  • You may get to hear your baby’s heartbeat! Typically, the heartbeat can be heard after 10 weeks of pregnancy. 


Tips for a healthy pregnancy.

  • Stay active. Go for a walk! Your feet might grow as your baby develops, so you may have to invest in some new shoes further into your pregnancy.
  • Change up chores. Stay away from heavy lifting, kitty litter, or from standing for long periods of time. 
  • Take a prenatal vitamin. Your physician will recommend a prenatal vitamin and if you find they upset your stomach, let him know. They can offer alternative options. 
  • Drink more water. Staying hydrated can help a number of things in pregnancy. Add a splash of lemon or lime to switch it up.
  • Have a birth plan. Write down your wishes and the procedures you want to avoid.  Discuss them with the person who will be with you during labor and delivery. If immediate family members will be around the baby, make sure they are up to date with their immunizations. Tdap is usually recommended, as it protects infants against pertussis.
  • Avoid caffeine.  Replacing caffeine with fresh fruits, such as apples and bananas can give you a quick boost of energy. 
  • Relax. Try swimming or Pilates to help boost your mood while staying active. Always check with your doctor before starting any exercise program.

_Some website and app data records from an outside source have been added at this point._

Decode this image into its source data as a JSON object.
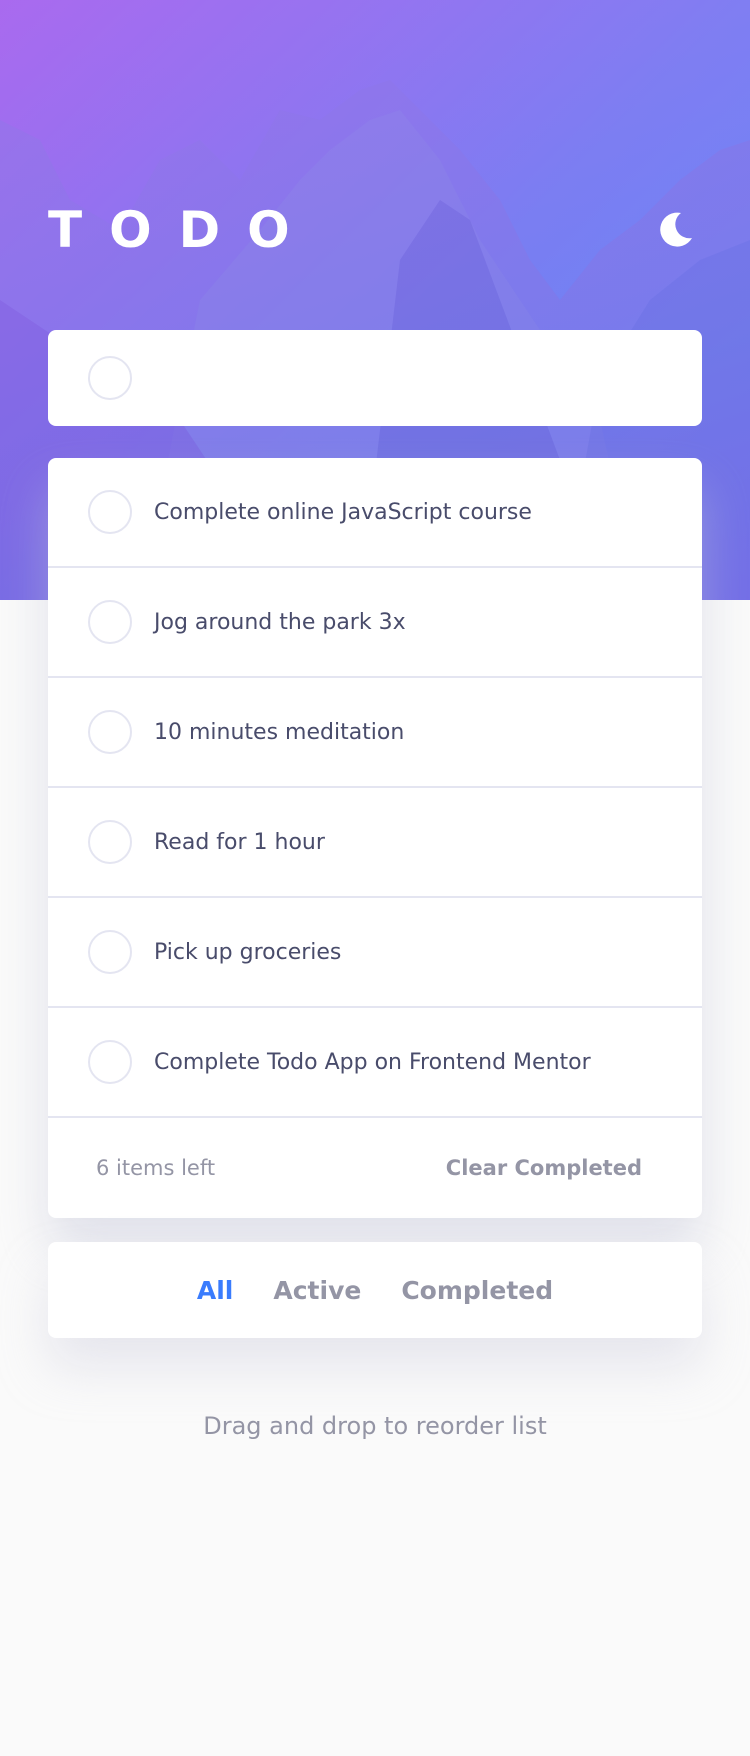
{
  "app": {
    "logo": "TODO",
    "theme_toggle_icon": "moon-icon"
  },
  "new_todo": {
    "value": "",
    "placeholder": ""
  },
  "todos": [
    {
      "text": "Complete online JavaScript course",
      "completed": false
    },
    {
      "text": "Jog around the park 3x",
      "completed": false
    },
    {
      "text": "10 minutes meditation",
      "completed": false
    },
    {
      "text": "Read for 1 hour",
      "completed": false
    },
    {
      "text": "Pick up groceries",
      "completed": false
    },
    {
      "text": "Complete Todo App on Frontend Mentor",
      "completed": false
    }
  ],
  "footer": {
    "items_left": "6 items left",
    "clear_completed": "Clear Completed"
  },
  "filters": {
    "all": "All",
    "active": "Active",
    "completed": "Completed",
    "selected": "All"
  },
  "hint": "Drag and drop to reorder list",
  "colors": {
    "accent": "#3a7cfd",
    "text": "#494c6b",
    "muted": "#9495a5",
    "border": "#e4e5f1",
    "gradient_start": "#a868ee",
    "gradient_end": "#6e95ff"
  }
}
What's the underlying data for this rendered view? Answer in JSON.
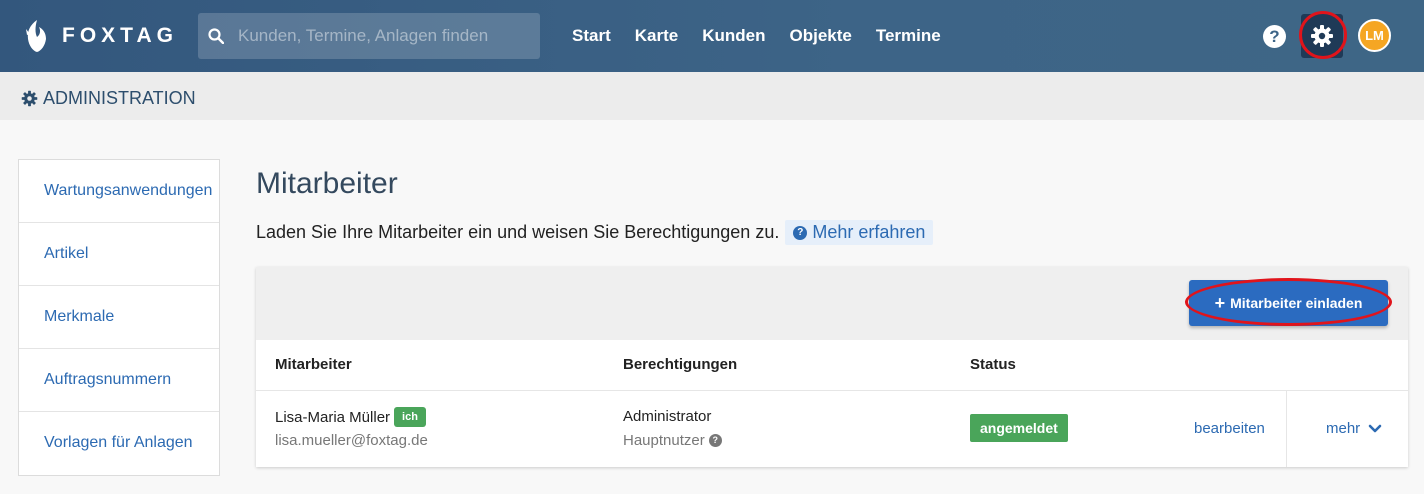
{
  "app": {
    "brand": "FOXTAG"
  },
  "search": {
    "placeholder": "Kunden, Termine, Anlagen finden"
  },
  "nav": {
    "items": [
      "Start",
      "Karte",
      "Kunden",
      "Objekte",
      "Termine"
    ]
  },
  "user": {
    "initials": "LM"
  },
  "help": {
    "label": "?"
  },
  "admin": {
    "title": "ADMINISTRATION"
  },
  "sidebar": {
    "items": [
      "Wartungsanwendungen",
      "Artikel",
      "Merkmale",
      "Auftragsnummern",
      "Vorlagen für Anlagen"
    ]
  },
  "main": {
    "title": "Mitarbeiter",
    "intro": "Laden Sie Ihre Mitarbeiter ein und weisen Sie Berechtigungen zu.",
    "learn_more": "Mehr erfahren",
    "invite_label": "Mitarbeiter einladen",
    "invite_plus": "+"
  },
  "table": {
    "headers": [
      "Mitarbeiter",
      "Berechtigungen",
      "Status"
    ],
    "rows": [
      {
        "name": "Lisa-Maria Müller",
        "badge": "ich",
        "email": "lisa.mueller@foxtag.de",
        "role": "Administrator",
        "role_sub": "Hauptnutzer",
        "status": "angemeldet",
        "edit": "bearbeiten",
        "more": "mehr"
      }
    ]
  },
  "colors": {
    "accent": "#2b6bc0",
    "success": "#4aa55a",
    "topbar": "#3d6487",
    "avatar": "#f5a623",
    "highlight": "#e0141b"
  }
}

Although not always possible, try to avoid stress, especially prolonged stress. The March of Dimes says, “High levels of stress that continue for a long time may cause health problems, like high blood pressure and heart disease. During pregnancy, stress can increase the chances of having a premature baby (born before 37 weeks of pregnancy) or a low-birthweight baby; weighing less than 5 pounds 8 ounces. Babies born too soon or too small are at increased risk of health problems.” Read more here.


Tips for morning sickness.

Morning sickness may peak around 7-8 weeks in pregnancy due to the change in hormones. You may want to take some days off if you are still working full time. You might experience nausea at other times during the day, or even in the evening. So, what should you do to help ease the suffering?

  • Avoid strong odors that for many can trigger nausea.
  • Eat small snacks often. Carry a few crackers with you and eat 1 or 2 to avoid feeling nauseous.
  • Avoid laying down after eating.
  • Clear soda and weak warm peppermint tea may help a queasy stomach. Check out these other options.
  • Foods like ginger, fresh vegetables and fruits, soups, and healthy fats can give your body the nutrients it needs and help keep nausea at bay.


Frequency of doctor or midwife visits.

When you have a healthy pregnancy, your doctor will typically want to see you based on the following recommended schedule.

  • Weeks 4 to 28: 1 prenatal visit a month.
  • Weeks 28 to 36: 1 prenatal visit every 2 weeks.
  • Weeks 36 to 40: 1 prenatal visit a week. If you have a high-risk pregnancy, they may want to see you more often.


"A baby is God’s opinion that the world should go on." - Carl Sandburg


Impact Health Sharing Maternity care


You should call your doctor immediately if you experience any of the following symptoms:

  • Vaginal bleeding
  • Excessive headaches and nausea
  • High fever
  • Itching all over your body
  • Pain during urination
  • Sudden swelling of face, hands or feet
  • Have a chronic health condition


Remember, your top priority is to keep you and your baby healthy. It’s natural to have questions after your first visit. Write them down before your next one, or call your physician’s office.


Also, while friends and family will offer good advice, keep in mind that their advice can often be based on personal experiences and every pregnancy is different. When in doubt, call your doctor or midwife for peace of mind!


In Impact, maternity is eligible for Sharing after the mother has been a member for 12 consecutive months.


Sharing is limited to $150,000 for any single pregnancy event, including antepartum care, the cost of delivery and complications to the mother and/or child(ren), and postpartum care.


To be eligible, delivery must be performed by a doctor of medicine, doctor of osteopathic medicine, or midwife who is properly licensed, certified, and/or registered in the state of delivery.


For more details call 855-378-6777 or visit our website.